> _Your instructions_
Identify each line below containing the string "laiškų" and copy it.

** Source information follows **

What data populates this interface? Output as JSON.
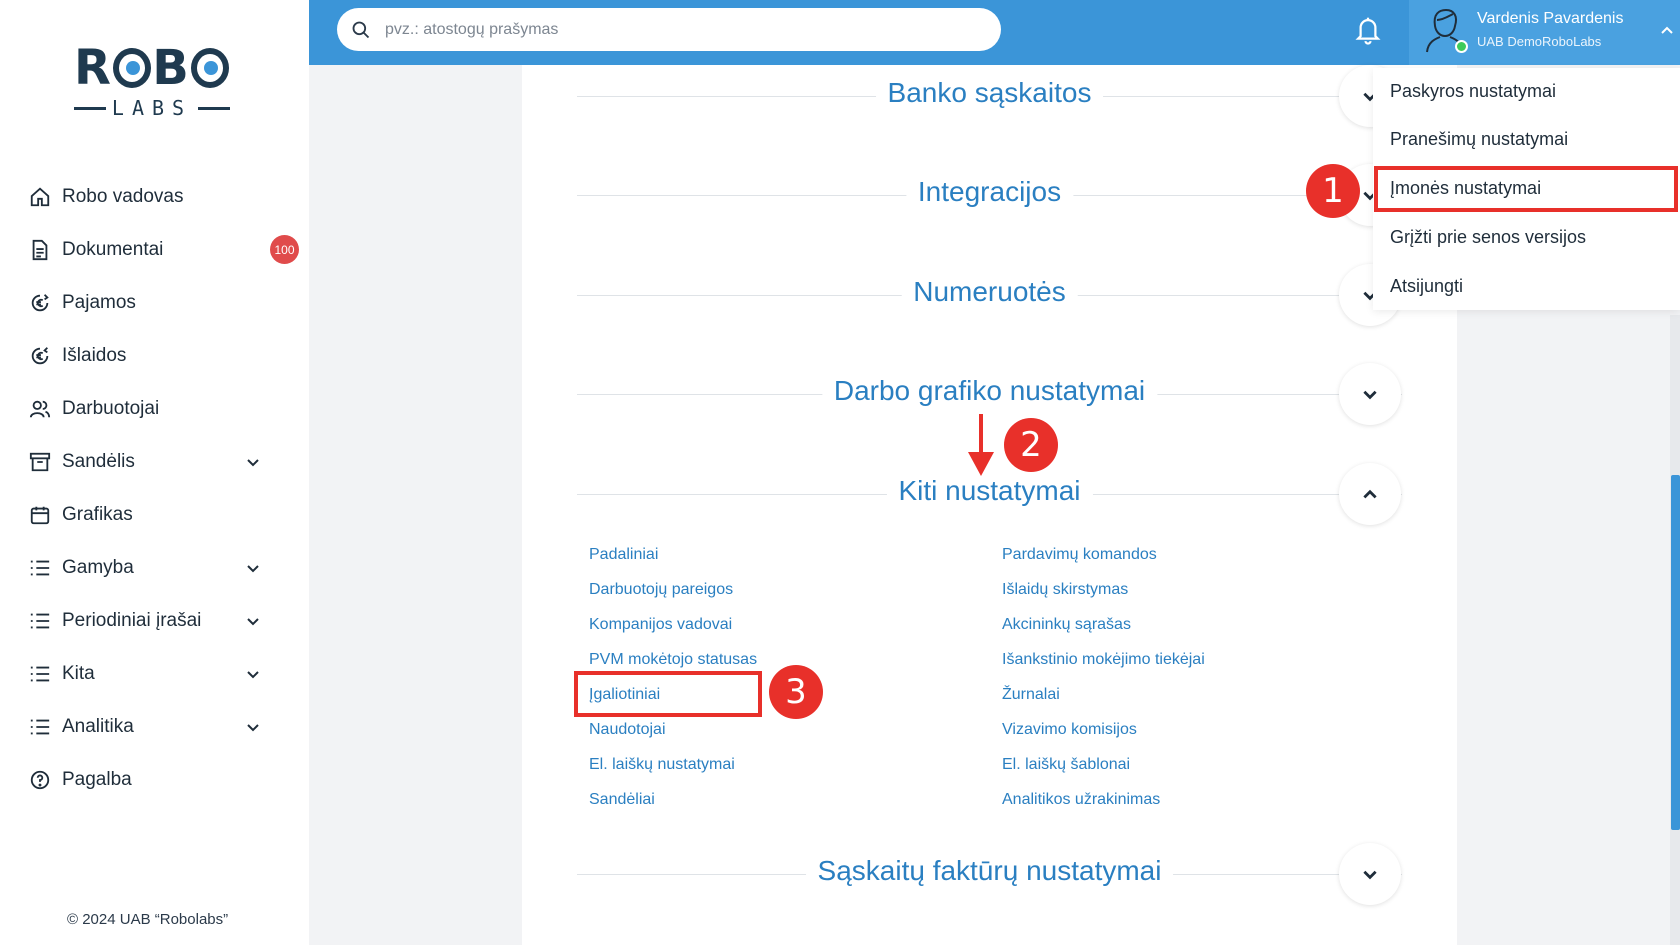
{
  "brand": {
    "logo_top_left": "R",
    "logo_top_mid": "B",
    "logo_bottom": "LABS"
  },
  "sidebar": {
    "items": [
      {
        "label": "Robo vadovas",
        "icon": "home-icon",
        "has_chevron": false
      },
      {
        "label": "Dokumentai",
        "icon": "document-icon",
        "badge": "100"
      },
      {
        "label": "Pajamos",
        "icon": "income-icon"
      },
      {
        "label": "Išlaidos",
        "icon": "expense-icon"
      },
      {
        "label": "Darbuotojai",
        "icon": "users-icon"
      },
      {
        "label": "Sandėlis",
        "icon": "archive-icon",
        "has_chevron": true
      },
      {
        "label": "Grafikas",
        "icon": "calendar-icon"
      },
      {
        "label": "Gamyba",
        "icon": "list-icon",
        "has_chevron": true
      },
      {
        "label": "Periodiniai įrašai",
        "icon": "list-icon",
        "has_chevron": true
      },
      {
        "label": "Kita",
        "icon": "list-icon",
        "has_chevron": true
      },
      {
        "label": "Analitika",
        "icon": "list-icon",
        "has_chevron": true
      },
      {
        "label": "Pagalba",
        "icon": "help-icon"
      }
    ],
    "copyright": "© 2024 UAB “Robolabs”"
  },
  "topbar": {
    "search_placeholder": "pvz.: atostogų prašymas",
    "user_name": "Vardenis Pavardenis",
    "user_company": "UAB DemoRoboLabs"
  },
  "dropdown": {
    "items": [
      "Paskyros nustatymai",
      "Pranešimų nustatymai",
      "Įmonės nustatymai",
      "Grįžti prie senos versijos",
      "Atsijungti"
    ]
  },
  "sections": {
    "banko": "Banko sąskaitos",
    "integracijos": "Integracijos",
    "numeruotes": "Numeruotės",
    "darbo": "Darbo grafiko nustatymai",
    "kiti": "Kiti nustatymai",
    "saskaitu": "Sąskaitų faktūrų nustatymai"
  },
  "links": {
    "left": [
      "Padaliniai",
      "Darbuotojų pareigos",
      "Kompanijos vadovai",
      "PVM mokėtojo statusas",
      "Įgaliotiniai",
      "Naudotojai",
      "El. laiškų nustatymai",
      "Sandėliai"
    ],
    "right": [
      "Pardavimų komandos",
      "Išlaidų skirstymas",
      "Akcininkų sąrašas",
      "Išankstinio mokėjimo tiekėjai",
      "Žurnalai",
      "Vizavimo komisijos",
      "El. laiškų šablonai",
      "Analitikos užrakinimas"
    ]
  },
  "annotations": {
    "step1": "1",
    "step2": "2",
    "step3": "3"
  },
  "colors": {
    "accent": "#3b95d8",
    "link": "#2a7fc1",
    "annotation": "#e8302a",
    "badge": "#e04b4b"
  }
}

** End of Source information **

> _Result of this exercise_
      "El. laiškų nustatymai",
      "El. laiškų šablonai",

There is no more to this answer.